[Material for the task Boundary: Start]

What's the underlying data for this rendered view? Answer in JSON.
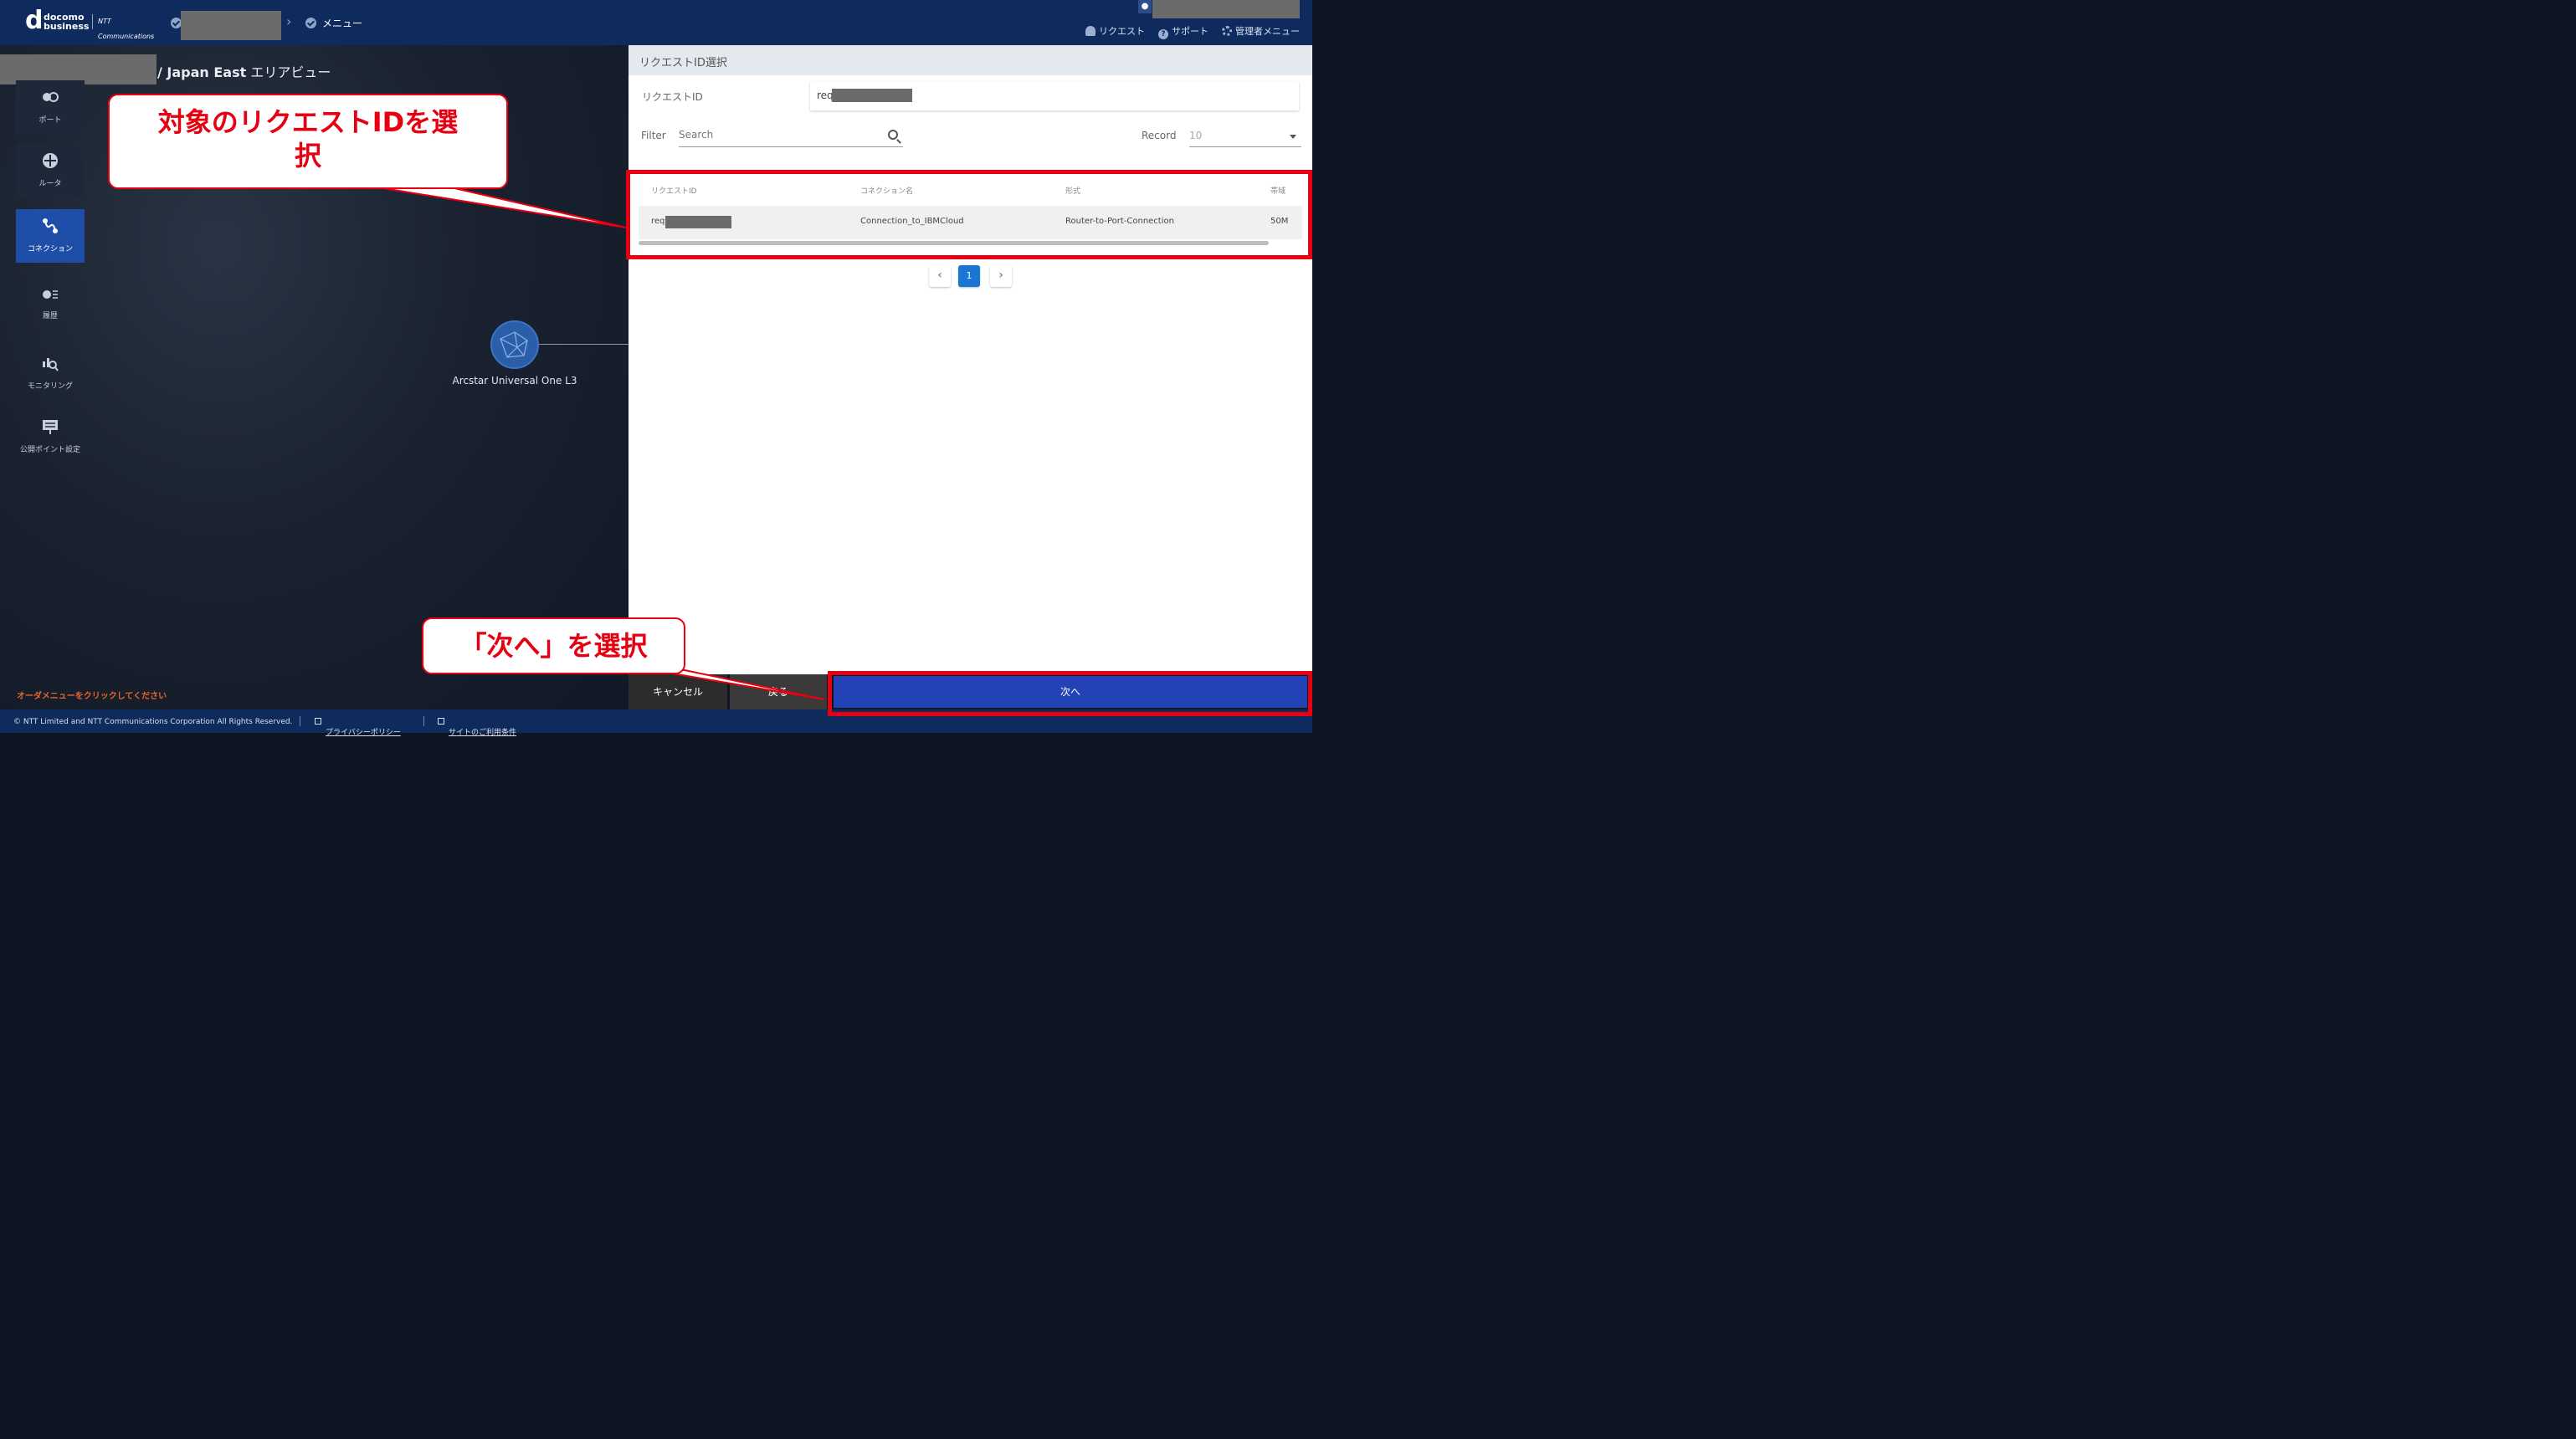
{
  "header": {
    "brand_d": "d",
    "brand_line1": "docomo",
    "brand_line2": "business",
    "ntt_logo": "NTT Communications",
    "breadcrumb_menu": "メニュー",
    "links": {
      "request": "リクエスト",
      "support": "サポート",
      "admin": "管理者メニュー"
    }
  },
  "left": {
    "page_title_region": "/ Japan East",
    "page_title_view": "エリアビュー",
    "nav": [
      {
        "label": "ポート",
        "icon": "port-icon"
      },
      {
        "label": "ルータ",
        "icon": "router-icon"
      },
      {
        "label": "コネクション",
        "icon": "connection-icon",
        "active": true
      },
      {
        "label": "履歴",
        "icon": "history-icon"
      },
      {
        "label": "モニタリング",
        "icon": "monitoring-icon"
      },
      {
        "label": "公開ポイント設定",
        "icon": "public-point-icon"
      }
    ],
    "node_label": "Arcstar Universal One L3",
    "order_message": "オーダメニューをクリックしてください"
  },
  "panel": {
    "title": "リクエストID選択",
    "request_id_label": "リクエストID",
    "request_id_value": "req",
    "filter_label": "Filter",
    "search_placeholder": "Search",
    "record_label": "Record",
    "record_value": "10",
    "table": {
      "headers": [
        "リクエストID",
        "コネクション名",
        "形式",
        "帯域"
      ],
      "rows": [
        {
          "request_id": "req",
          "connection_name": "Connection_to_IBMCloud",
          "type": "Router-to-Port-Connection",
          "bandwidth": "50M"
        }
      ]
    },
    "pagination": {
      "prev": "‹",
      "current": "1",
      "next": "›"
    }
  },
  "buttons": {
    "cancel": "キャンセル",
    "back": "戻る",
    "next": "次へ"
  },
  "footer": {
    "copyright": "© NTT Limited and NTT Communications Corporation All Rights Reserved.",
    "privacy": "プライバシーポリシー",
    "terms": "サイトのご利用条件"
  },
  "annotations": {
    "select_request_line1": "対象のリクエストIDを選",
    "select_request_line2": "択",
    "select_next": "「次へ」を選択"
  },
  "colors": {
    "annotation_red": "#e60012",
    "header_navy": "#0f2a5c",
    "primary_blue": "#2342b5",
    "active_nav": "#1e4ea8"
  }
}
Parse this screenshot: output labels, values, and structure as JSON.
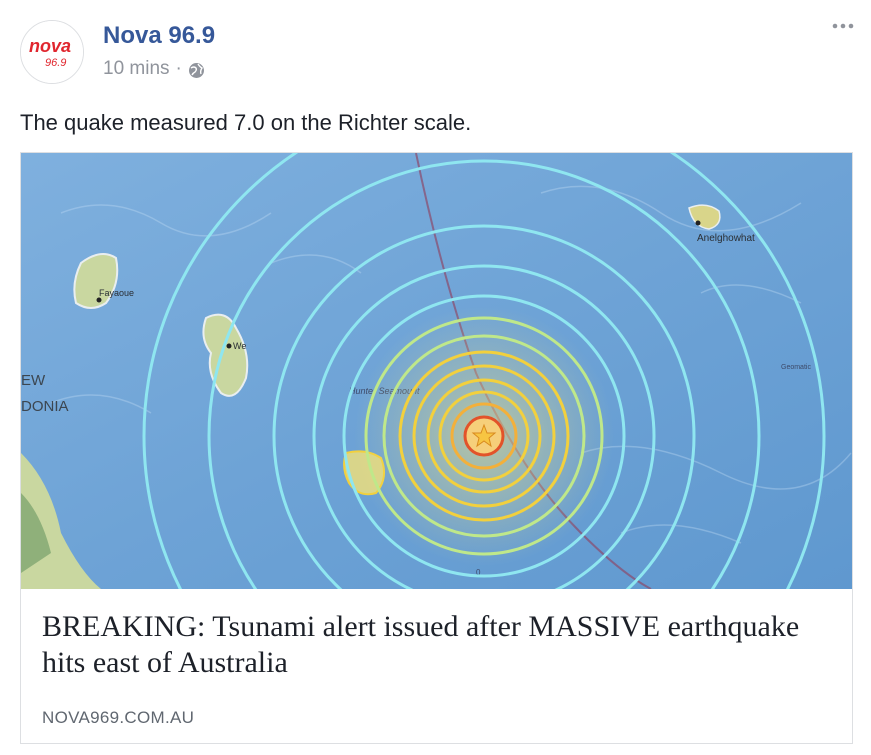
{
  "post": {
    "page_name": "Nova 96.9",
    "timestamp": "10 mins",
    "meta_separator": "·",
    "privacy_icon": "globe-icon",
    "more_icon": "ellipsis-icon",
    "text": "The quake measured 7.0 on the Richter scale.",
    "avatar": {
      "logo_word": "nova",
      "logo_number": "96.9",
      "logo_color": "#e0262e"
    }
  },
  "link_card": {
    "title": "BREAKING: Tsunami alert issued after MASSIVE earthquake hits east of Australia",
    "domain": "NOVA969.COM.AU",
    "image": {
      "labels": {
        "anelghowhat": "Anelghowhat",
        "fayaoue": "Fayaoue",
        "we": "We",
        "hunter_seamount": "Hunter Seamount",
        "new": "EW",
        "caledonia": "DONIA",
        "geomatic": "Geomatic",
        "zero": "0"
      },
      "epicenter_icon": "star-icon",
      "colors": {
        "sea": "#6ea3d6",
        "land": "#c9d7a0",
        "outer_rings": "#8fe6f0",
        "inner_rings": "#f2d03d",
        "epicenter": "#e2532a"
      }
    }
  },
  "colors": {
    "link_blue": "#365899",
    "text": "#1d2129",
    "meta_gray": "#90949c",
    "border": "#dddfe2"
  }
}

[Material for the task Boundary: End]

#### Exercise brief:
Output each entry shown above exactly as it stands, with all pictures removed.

#### Completed task:
What's the underlying data for this rendered view? Answer in JSON.
{
  "header": {
    "brand_d": "d",
    "brand_line1": "docomo",
    "brand_line2": "business",
    "ntt_logo": "NTT Communications",
    "breadcrumb_menu": "メニュー",
    "links": {
      "request": "リクエスト",
      "support": "サポート",
      "admin": "管理者メニュー"
    }
  },
  "left": {
    "page_title_region": "/ Japan East",
    "page_title_view": "エリアビュー",
    "nav": [
      {
        "label": "ポート",
        "icon": "port-icon"
      },
      {
        "label": "ルータ",
        "icon": "router-icon"
      },
      {
        "label": "コネクション",
        "icon": "connection-icon",
        "active": true
      },
      {
        "label": "履歴",
        "icon": "history-icon"
      },
      {
        "label": "モニタリング",
        "icon": "monitoring-icon"
      },
      {
        "label": "公開ポイント設定",
        "icon": "public-point-icon"
      }
    ],
    "node_label": "Arcstar Universal One L3",
    "order_message": "オーダメニューをクリックしてください"
  },
  "panel": {
    "title": "リクエストID選択",
    "request_id_label": "リクエストID",
    "request_id_value": "req",
    "filter_label": "Filter",
    "search_placeholder": "Search",
    "record_label": "Record",
    "record_value": "10",
    "table": {
      "headers": [
        "リクエストID",
        "コネクション名",
        "形式",
        "帯域"
      ],
      "rows": [
        {
          "request_id": "req",
          "connection_name": "Connection_to_IBMCloud",
          "type": "Router-to-Port-Connection",
          "bandwidth": "50M"
        }
      ]
    },
    "pagination": {
      "prev": "‹",
      "current": "1",
      "next": "›"
    }
  },
  "buttons": {
    "cancel": "キャンセル",
    "back": "戻る",
    "next": "次へ"
  },
  "footer": {
    "copyright": "© NTT Limited and NTT Communications Corporation All Rights Reserved.",
    "privacy": "プライバシーポリシー",
    "terms": "サイトのご利用条件"
  },
  "annotations": {
    "select_request_line1": "対象のリクエストIDを選",
    "select_request_line2": "択",
    "select_next": "「次へ」を選択"
  },
  "colors": {
    "annotation_red": "#e60012",
    "header_navy": "#0f2a5c",
    "primary_blue": "#2342b5",
    "active_nav": "#1e4ea8"
  }
}
Parse this screenshot: output labels, values, and structure as JSON.
{
  "post": {
    "page_name": "Nova 96.9",
    "timestamp": "10 mins",
    "meta_separator": "·",
    "privacy_icon": "globe-icon",
    "more_icon": "ellipsis-icon",
    "text": "The quake measured 7.0 on the Richter scale.",
    "avatar": {
      "logo_word": "nova",
      "logo_number": "96.9",
      "logo_color": "#e0262e"
    }
  },
  "link_card": {
    "title": "BREAKING: Tsunami alert issued after MASSIVE earthquake hits east of Australia",
    "domain": "NOVA969.COM.AU",
    "image": {
      "labels": {
        "anelghowhat": "Anelghowhat",
        "fayaoue": "Fayaoue",
        "we": "We",
        "hunter_seamount": "Hunter Seamount",
        "new": "EW",
        "caledonia": "DONIA",
        "geomatic": "Geomatic",
        "zero": "0"
      },
      "epicenter_icon": "star-icon",
      "colors": {
        "sea": "#6ea3d6",
        "land": "#c9d7a0",
        "outer_rings": "#8fe6f0",
        "inner_rings": "#f2d03d",
        "epicenter": "#e2532a"
      }
    }
  },
  "colors": {
    "link_blue": "#365899",
    "text": "#1d2129",
    "meta_gray": "#90949c",
    "border": "#dddfe2"
  }
}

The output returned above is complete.